## [THE PROBLEM]
State how many lines in the listing below contain the word "location", with no other words.

## [SUPPLIED DATA]
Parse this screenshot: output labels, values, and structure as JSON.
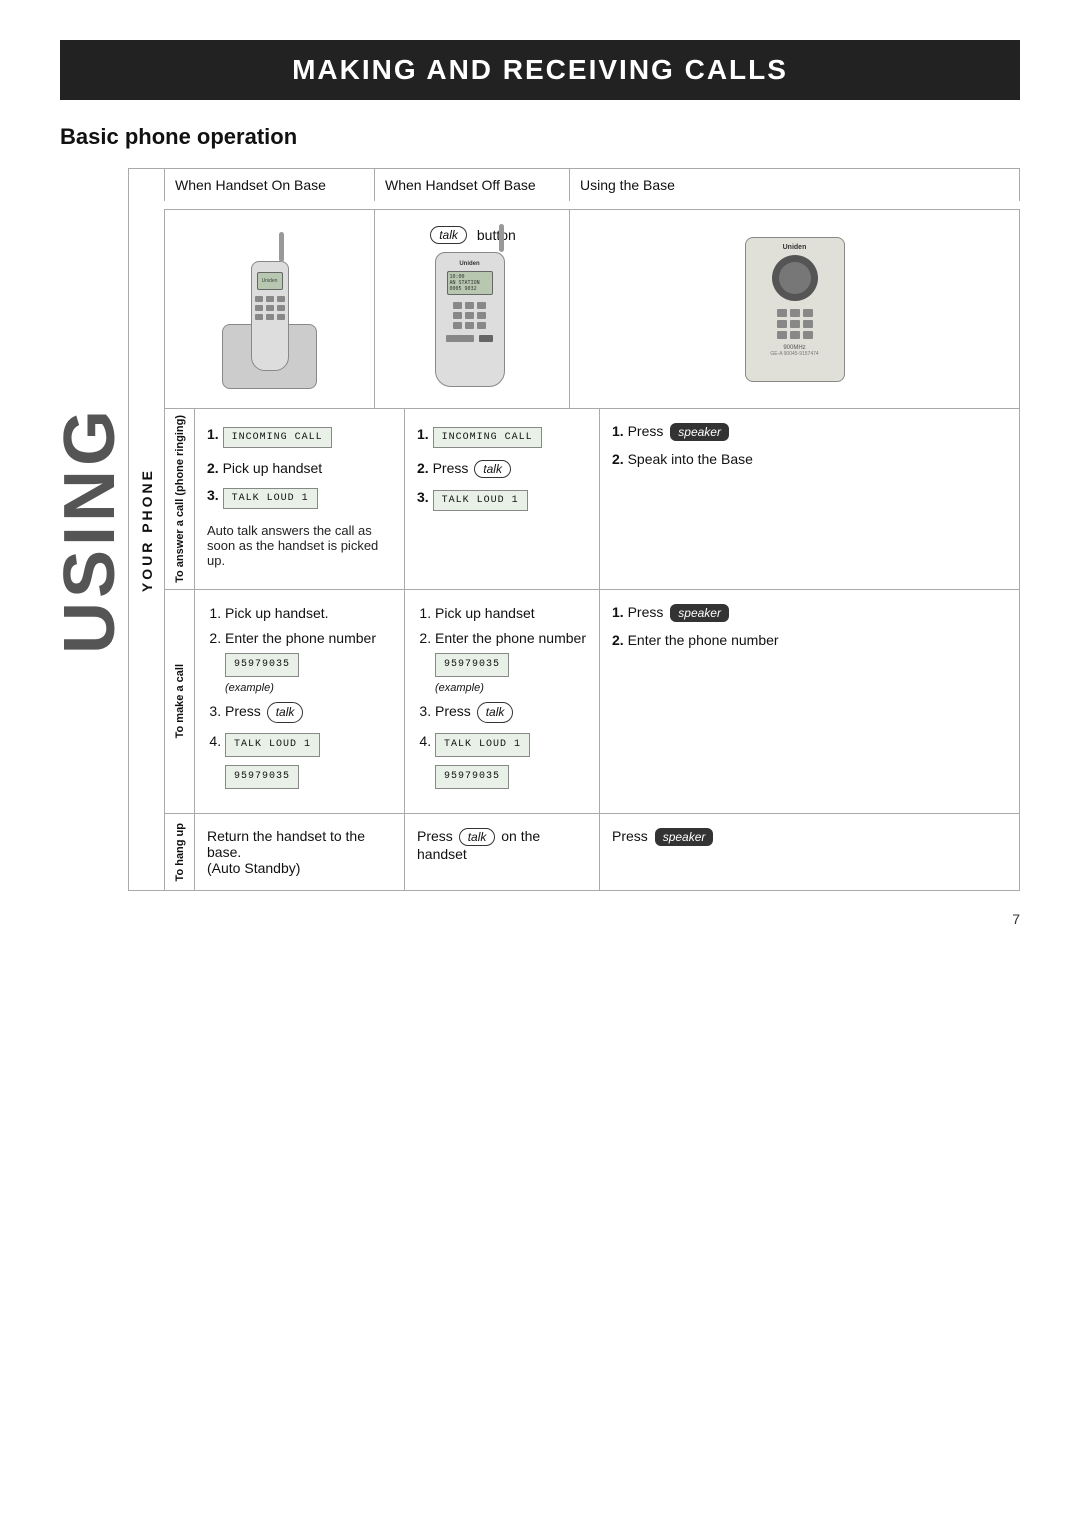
{
  "page": {
    "title": "MAKING AND RECEIVING CALLS",
    "section_title": "Basic phone operation",
    "page_number": "7"
  },
  "column_headers": {
    "col1": "When Handset On Base",
    "col2": "When Handset Off Base",
    "col3": "Using the Base"
  },
  "talk_button_label": "talk",
  "button_label": "button",
  "rows": {
    "answer_call": {
      "side_label": "To answer a call (phone ringing)",
      "col1": {
        "step1_lcd": "INCOMING CALL",
        "step2": "Pick up handset",
        "step3_lcd": "TALK  LOUD  1",
        "note": "Auto talk answers the call as soon as the handset is picked up."
      },
      "col2": {
        "step1_lcd": "INCOMING CALL",
        "step2_press": "Press",
        "step2_talk": "talk",
        "step3_lcd": "TALK  LOUD  1"
      },
      "col3": {
        "step1_press": "Press",
        "step1_badge": "speaker",
        "step2": "Speak into the Base"
      }
    },
    "make_call": {
      "side_label": "To make a call",
      "col1": {
        "step1": "Pick up handset.",
        "step2": "Enter the phone number",
        "step2_lcd": "95979035",
        "step2_lcd_sub": "(example)",
        "step3_press": "Press",
        "step3_talk": "talk",
        "step4_lcd": "TALK  LOUD  1",
        "step4_lcd2": "95979035"
      },
      "col2": {
        "step1": "Pick up handset",
        "step2": "Enter the phone number",
        "step2_lcd": "95979035",
        "step2_lcd_sub": "(example)",
        "step3_press": "Press",
        "step3_talk": "talk",
        "step4_lcd": "TALK  LOUD  1",
        "step4_lcd2": "95979035"
      },
      "col3": {
        "step1_press": "Press",
        "step1_badge": "speaker",
        "step2": "Enter the phone number"
      }
    },
    "hang_up": {
      "side_label": "To hang up",
      "col1": {
        "text1": "Return the handset to the base.",
        "text2": "(Auto Standby)"
      },
      "col2": {
        "text1": "Press",
        "talk": "talk",
        "text2": "on the handset"
      },
      "col3": {
        "text1": "Press",
        "badge": "speaker"
      }
    }
  },
  "side_labels": {
    "using": "USING",
    "your_phone": "YOUR PHONE"
  }
}
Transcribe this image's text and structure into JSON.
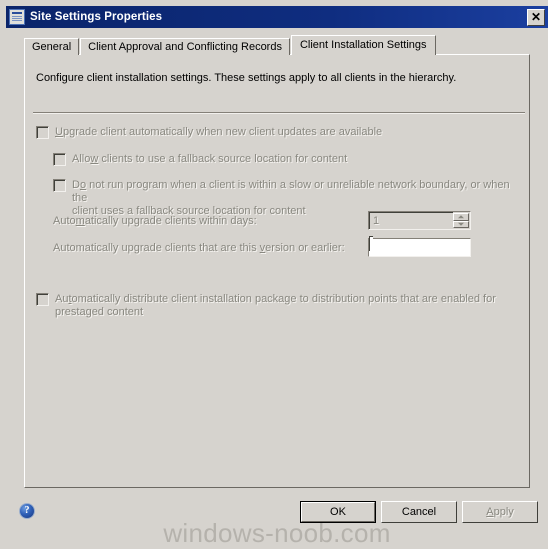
{
  "window": {
    "title": "Site Settings Properties",
    "icon": "form-window-icon",
    "close_label": "✕",
    "colors": {
      "titlebar": "#0a246a",
      "face": "#d6d3ce",
      "disabled_text": "#898880",
      "text": "#000000"
    }
  },
  "tabs": [
    {
      "label": "General",
      "active": false
    },
    {
      "label": "Client Approval and Conflicting Records",
      "active": false
    },
    {
      "label": "Client Installation Settings",
      "active": true
    }
  ],
  "panel": {
    "description": "Configure client installation settings.  These settings apply to all clients in the hierarchy.",
    "checkboxes": [
      {
        "id": "upgrade-client-automatically",
        "pre": "",
        "accel": "U",
        "post": "pgrade client automatically when new client updates are available",
        "line2": "",
        "checked": false,
        "enabled": false
      },
      {
        "id": "allow-fallback-source-location",
        "pre": "Allo",
        "accel": "w",
        "post": " clients to use a fallback source location for content",
        "line2": "",
        "checked": false,
        "enabled": false
      },
      {
        "id": "do-not-run-program-slow-network",
        "pre": "D",
        "accel": "o",
        "post": " not run program when a client is within a slow or unreliable network boundary, or when the",
        "line2": "client uses a fallback source location for content",
        "checked": false,
        "enabled": false
      },
      {
        "id": "auto-distribute-installation-package",
        "pre": "Au",
        "accel": "t",
        "post": "omatically distribute client installation package to distribution points that are enabled for",
        "line2": "prestaged content",
        "checked": false,
        "enabled": false
      }
    ],
    "fields": [
      {
        "id": "upgrade-within-days",
        "pre": "Auto",
        "accel": "m",
        "post": "atically upgrade clients within days:",
        "value": "1",
        "control": "spinner",
        "enabled": false
      },
      {
        "id": "upgrade-version-or-earlier",
        "pre": "Automatically upgrade clients that are this ",
        "accel": "v",
        "post": "ersion or earlier:",
        "value": "",
        "control": "textbox",
        "enabled": false
      }
    ]
  },
  "footer": {
    "help_icon": "help-question-icon",
    "buttons": [
      {
        "id": "ok",
        "label": "OK",
        "default": true,
        "enabled": true
      },
      {
        "id": "cancel",
        "label": "Cancel",
        "default": false,
        "enabled": true
      },
      {
        "id": "apply",
        "pre": "",
        "accel": "A",
        "post": "pply",
        "default": false,
        "enabled": false
      }
    ]
  },
  "watermark": "windows-noob.com"
}
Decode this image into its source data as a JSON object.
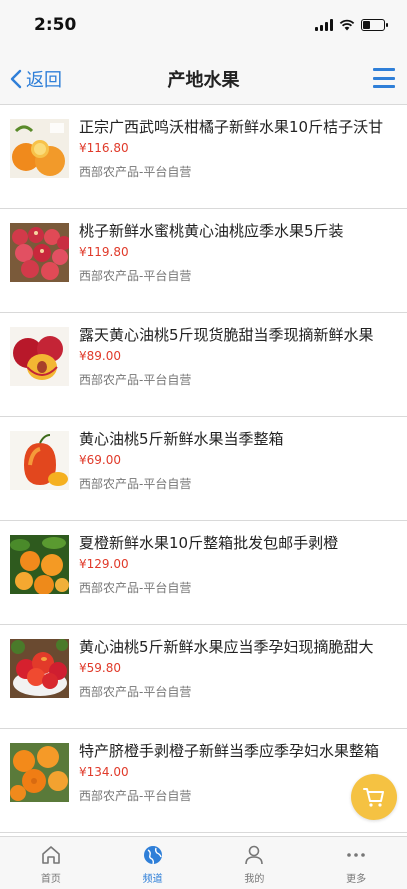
{
  "status_bar": {
    "time": "2:50"
  },
  "nav": {
    "back_label": "返回",
    "title": "产地水果"
  },
  "products": [
    {
      "title": "正宗广西武鸣沃柑橘子新鲜水果10斤桔子沃甘",
      "price": "¥116.80",
      "shop": "西部农产品-平台自营",
      "image": "mandarin-oranges"
    },
    {
      "title": "桃子新鲜水蜜桃黄心油桃应季水果5斤装",
      "price": "¥119.80",
      "shop": "西部农产品-平台自营",
      "image": "peaches-basket"
    },
    {
      "title": "露天黄心油桃5斤现货脆甜当季现摘新鲜水果",
      "price": "¥89.00",
      "shop": "西部农产品-平台自营",
      "image": "nectarine-halves"
    },
    {
      "title": "黄心油桃5斤新鲜水果当季整箱",
      "price": "¥69.00",
      "shop": "西部农产品-平台自营",
      "image": "nectarine-single"
    },
    {
      "title": "夏橙新鲜水果10斤整箱批发包邮手剥橙",
      "price": "¥129.00",
      "shop": "西部农产品-平台自营",
      "image": "oranges-tree"
    },
    {
      "title": "黄心油桃5斤新鲜水果应当季孕妇现摘脆甜大",
      "price": "¥59.80",
      "shop": "西部农产品-平台自营",
      "image": "nectarines-bowl"
    },
    {
      "title": "特产脐橙手剥橙子新鲜当季应季孕妇水果整箱",
      "price": "¥134.00",
      "shop": "西部农产品-平台自营",
      "image": "navel-oranges"
    }
  ],
  "tabs": [
    {
      "label": "首页",
      "icon": "home-icon",
      "active": false
    },
    {
      "label": "频道",
      "icon": "globe-icon",
      "active": true
    },
    {
      "label": "我的",
      "icon": "user-icon",
      "active": false
    },
    {
      "label": "更多",
      "icon": "more-icon",
      "active": false
    }
  ],
  "colors": {
    "accent": "#2f7fd8",
    "price": "#e03a2a",
    "fab": "#f5c242"
  }
}
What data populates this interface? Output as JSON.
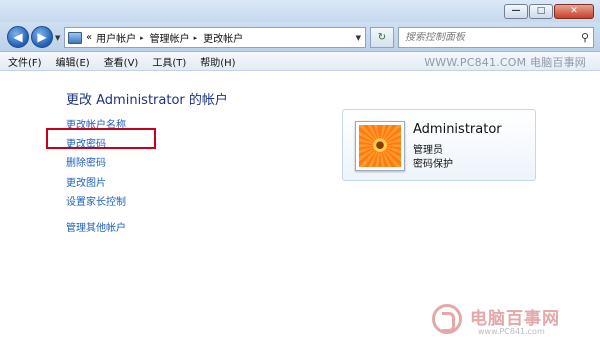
{
  "window": {
    "buttons": [
      {
        "name": "minimize",
        "glyph": "—"
      },
      {
        "name": "maximize",
        "glyph": "□"
      },
      {
        "name": "close",
        "glyph": "✕"
      }
    ]
  },
  "address": {
    "prefix": "«",
    "crumbs": [
      "用户帐户",
      "管理帐户",
      "更改帐户"
    ],
    "separator": "▸"
  },
  "search": {
    "placeholder": "搜索控制面板"
  },
  "menu": {
    "items": [
      "文件(F)",
      "编辑(E)",
      "查看(V)",
      "工具(T)",
      "帮助(H)"
    ]
  },
  "watermark": {
    "top": "WWW.PC841.COM 电脑百事网",
    "brand_name": "电脑百事网",
    "brand_url": "www.PC841.com"
  },
  "main": {
    "title": "更改 Administrator 的帐户",
    "links": [
      "更改帐户名称",
      "更改密码",
      "删除密码",
      "更改图片",
      "设置家长控制",
      "管理其他帐户"
    ],
    "highlighted_link": "更改密码",
    "highlight_color": "#c8001c"
  },
  "user_card": {
    "name": "Administrator",
    "role": "管理员",
    "status": "密码保护"
  },
  "colors": {
    "link": "#1c61c0",
    "title": "#1e3287"
  }
}
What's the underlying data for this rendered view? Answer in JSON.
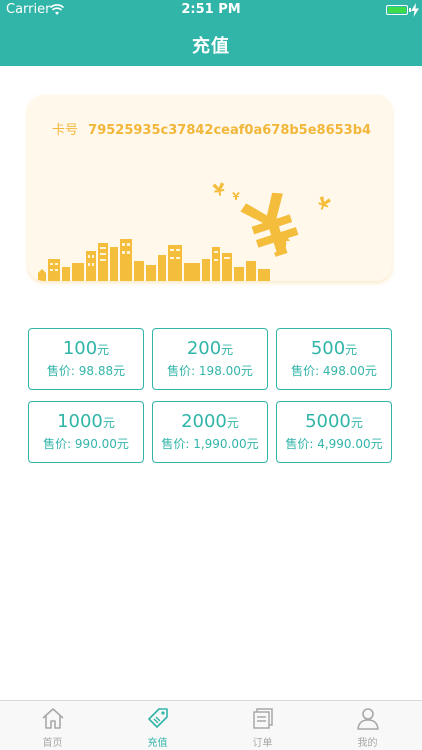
{
  "status_bar": {
    "carrier": "Carrier",
    "time": "2:51 PM",
    "icons": [
      "wifi-icon",
      "battery-icon",
      "charging-icon"
    ]
  },
  "header": {
    "title": "充值"
  },
  "card": {
    "label": "卡号",
    "number": "79525935c37842ceaf0a678b5e8653b4",
    "illustration": [
      "yen-coin-icon",
      "city-skyline-icon"
    ]
  },
  "options": [
    {
      "amount": "100",
      "unit": "元",
      "price": "售价: 98.88元"
    },
    {
      "amount": "200",
      "unit": "元",
      "price": "售价: 198.00元"
    },
    {
      "amount": "500",
      "unit": "元",
      "price": "售价: 498.00元"
    },
    {
      "amount": "1000",
      "unit": "元",
      "price": "售价: 990.00元"
    },
    {
      "amount": "2000",
      "unit": "元",
      "price": "售价: 1,990.00元"
    },
    {
      "amount": "5000",
      "unit": "元",
      "price": "售价: 4,990.00元"
    }
  ],
  "tabbar": {
    "items": [
      {
        "label": "首页",
        "icon": "home-icon",
        "active": false
      },
      {
        "label": "充值",
        "icon": "tag-icon",
        "active": true
      },
      {
        "label": "订单",
        "icon": "orders-icon",
        "active": false
      },
      {
        "label": "我的",
        "icon": "profile-icon",
        "active": false
      }
    ]
  },
  "colors": {
    "accent": "#32b5a9",
    "card_bg": "#fff8eb",
    "card_text": "#f2b73a",
    "tab_inactive": "#a8a8a8"
  }
}
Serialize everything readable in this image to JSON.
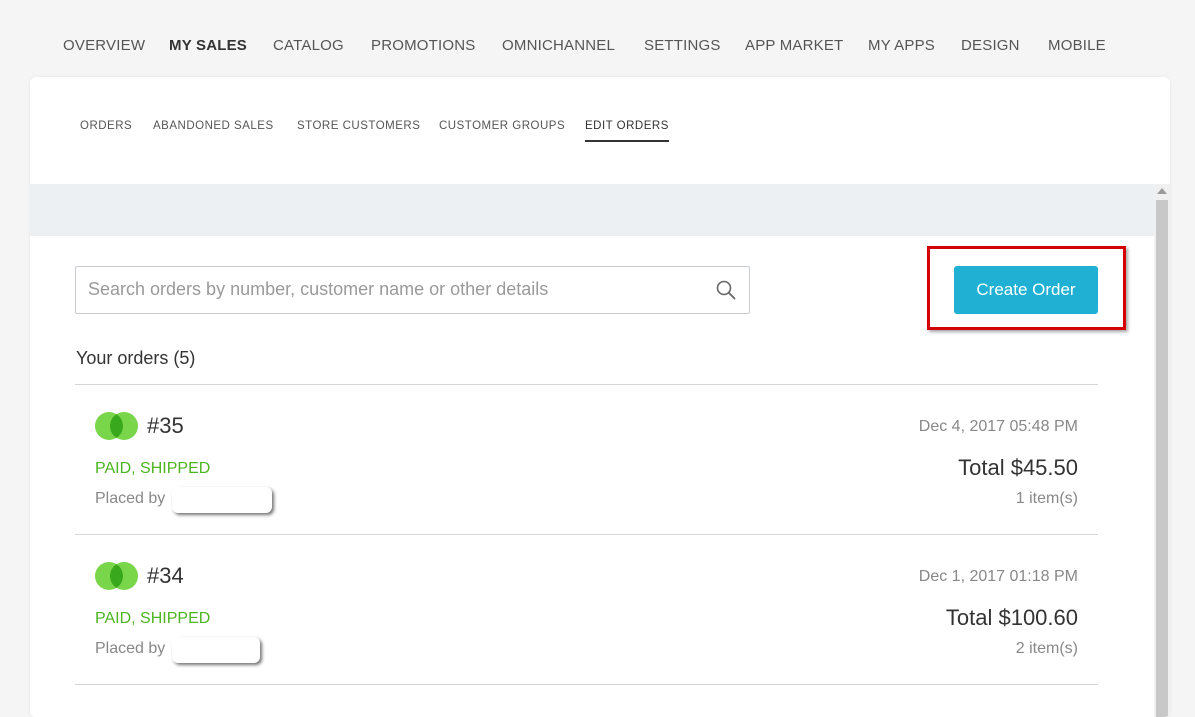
{
  "top_nav": {
    "items": [
      {
        "label": "OVERVIEW"
      },
      {
        "label": "MY SALES",
        "active": true
      },
      {
        "label": "CATALOG"
      },
      {
        "label": "PROMOTIONS"
      },
      {
        "label": "OMNICHANNEL"
      },
      {
        "label": "SETTINGS"
      },
      {
        "label": "APP MARKET"
      },
      {
        "label": "MY APPS"
      },
      {
        "label": "DESIGN"
      },
      {
        "label": "MOBILE"
      }
    ]
  },
  "sub_nav": {
    "items": [
      {
        "label": "ORDERS"
      },
      {
        "label": "ABANDONED SALES"
      },
      {
        "label": "STORE CUSTOMERS"
      },
      {
        "label": "CUSTOMER GROUPS"
      },
      {
        "label": "EDIT ORDERS",
        "active": true
      }
    ]
  },
  "search": {
    "placeholder": "Search orders by number, customer name or other details",
    "value": "",
    "icon": "search-icon"
  },
  "create_order": {
    "label": "Create Order",
    "color": "#1fb0d3",
    "highlight_color": "#d40000"
  },
  "orders_heading": "Your orders (5)",
  "orders": [
    {
      "number": "#35",
      "date": "Dec 4, 2017 05:48 PM",
      "status": "PAID, SHIPPED",
      "total": "Total $45.50",
      "placed_by_label": "Placed by",
      "items": "1 item(s)"
    },
    {
      "number": "#34",
      "date": "Dec 1, 2017 01:18 PM",
      "status": "PAID, SHIPPED",
      "total": "Total $100.60",
      "placed_by_label": "Placed by",
      "items": "2 item(s)"
    }
  ],
  "colors": {
    "status_green": "#4cb520",
    "status_icon_light": "#79d54a",
    "status_icon_dark": "#3aa81c"
  }
}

## [WRITTEN ANSWER]
3